--- Assignment ---
What you give back should be exactly the lines from the one with "Read all visible content and emit it as JSON." through the end of the data, without the pictures.

--- Records to use ---
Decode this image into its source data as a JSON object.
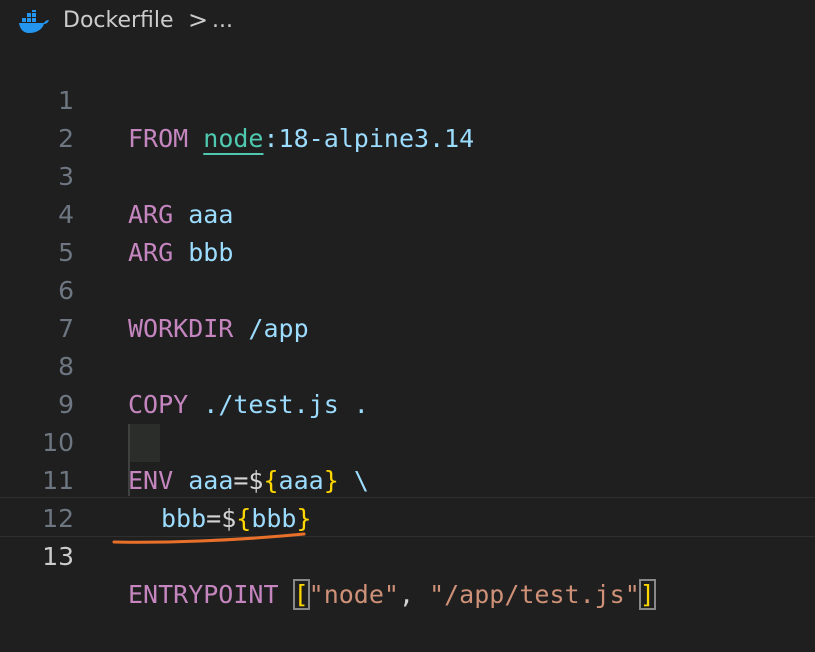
{
  "breadcrumb": {
    "file": "Dockerfile",
    "separator": ">",
    "ellipsis": "..."
  },
  "icons": {
    "file_icon": "docker-icon"
  },
  "colors": {
    "keyword": "#c586c0",
    "string": "#ce9178",
    "variable": "#9cdcfe",
    "brace": "#ffd700",
    "annotation": "#e8702a"
  },
  "editor": {
    "active_line": 13,
    "lines": [
      {
        "n": "1"
      },
      {
        "n": "2"
      },
      {
        "n": "3"
      },
      {
        "n": "4"
      },
      {
        "n": "5"
      },
      {
        "n": "6"
      },
      {
        "n": "7"
      },
      {
        "n": "8"
      },
      {
        "n": "9"
      },
      {
        "n": "10"
      },
      {
        "n": "11"
      },
      {
        "n": "12"
      },
      {
        "n": "13"
      }
    ],
    "tokens": {
      "l1_kw": "FROM",
      "l1_img": "node",
      "l1_tag": ":18-alpine3.14",
      "l3_kw": "ARG",
      "l3_arg": "aaa",
      "l4_kw": "ARG",
      "l4_arg": "bbb",
      "l6_kw": "WORKDIR",
      "l6_path": "/app",
      "l8_kw": "COPY",
      "l8_args": "./test.js .",
      "l10_kw": "ENV",
      "l10_name": "aaa",
      "l10_eq": "=$",
      "l10_open": "{",
      "l10_ref": "aaa",
      "l10_close": "}",
      "l10_cont": "\\",
      "l11_name": "bbb",
      "l11_eq": "=$",
      "l11_open": "{",
      "l11_ref": "bbb",
      "l11_close": "}",
      "l13_kw": "ENTRYPOINT",
      "l13_open": "[",
      "l13_s1": "\"node\"",
      "l13_comma": ", ",
      "l13_s2": "\"/app/test.js\"",
      "l13_close": "]"
    }
  }
}
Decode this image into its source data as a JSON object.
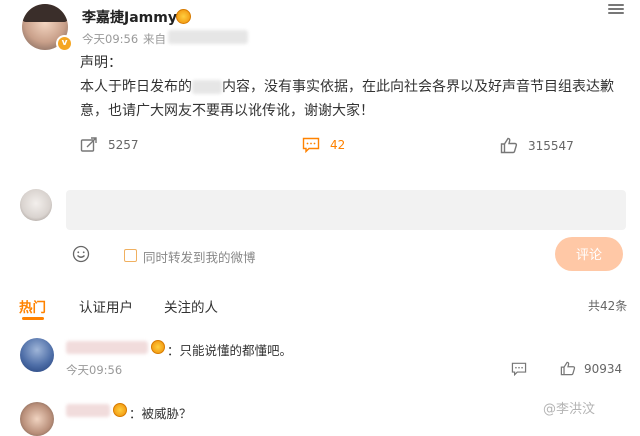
{
  "post": {
    "username": "李嘉捷Jammy",
    "time": "今天09:56",
    "from_label": "来自",
    "title_line": "声明：",
    "line1_prefix": "本人于昨日发布的",
    "line1_suffix": "内容，没有事实依据，在此向社会各界以及好声音节目组表达歉",
    "line2": "意，也请广大网友不要再以讹传讹，谢谢大家！",
    "reposts": "5257",
    "comments": "42",
    "likes": "315547"
  },
  "composer": {
    "placeholder": "",
    "also_repost_label": "同时转发到我的微博",
    "submit_label": "评论"
  },
  "tabs": [
    {
      "label": "热门",
      "active": true
    },
    {
      "label": "认证用户",
      "active": false
    },
    {
      "label": "关注的人",
      "active": false
    }
  ],
  "total_comments": "共42条",
  "comments_list": [
    {
      "text": "：只能说懂的都懂吧。",
      "time": "今天09:56",
      "likes": "90934"
    },
    {
      "text": "：被威胁？"
    }
  ],
  "watermark": "@李洪汶",
  "colors": {
    "accent": "#ff8200",
    "button_disabled": "#ffc8a6"
  },
  "icons": [
    "repost-icon",
    "comment-icon",
    "like-icon",
    "emoji-icon",
    "more-icon",
    "verified-badge-icon",
    "medal-icon"
  ]
}
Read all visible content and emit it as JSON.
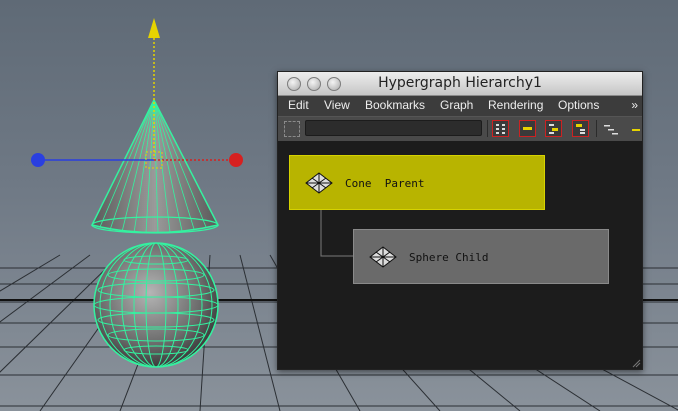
{
  "window": {
    "title": "Hypergraph Hierarchy1"
  },
  "menu": {
    "items": [
      "Edit",
      "View",
      "Bookmarks",
      "Graph",
      "Rendering",
      "Options"
    ],
    "overflow": "»"
  },
  "toolbar": {
    "filter_value": ""
  },
  "graph": {
    "nodes": [
      {
        "label": "Cone  Parent",
        "state": "selected",
        "color": "#b8b400"
      },
      {
        "label": "Sphere Child",
        "state": "normal",
        "color": "#6a6a6a"
      }
    ]
  },
  "viewport": {
    "objects": [
      "cone",
      "sphere"
    ],
    "wireframe_color": "#34f2a0",
    "manipulator": [
      "move-x-red",
      "move-y-yellow",
      "move-z-blue"
    ]
  }
}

--- Task result ---
Read all visible content and emit it as JSON.
{
  "window": {
    "title": "Hypergraph Hierarchy1"
  },
  "menu": {
    "items": [
      "Edit",
      "View",
      "Bookmarks",
      "Graph",
      "Rendering",
      "Options"
    ],
    "overflow": "»"
  },
  "toolbar": {
    "filter_value": ""
  },
  "graph": {
    "nodes": [
      {
        "label": "Cone  Parent",
        "state": "selected",
        "color": "#b8b400"
      },
      {
        "label": "Sphere Child",
        "state": "normal",
        "color": "#6a6a6a"
      }
    ]
  },
  "viewport": {
    "objects": [
      "cone",
      "sphere"
    ],
    "wireframe_color": "#34f2a0",
    "manipulator": [
      "move-x-red",
      "move-y-yellow",
      "move-z-blue"
    ]
  }
}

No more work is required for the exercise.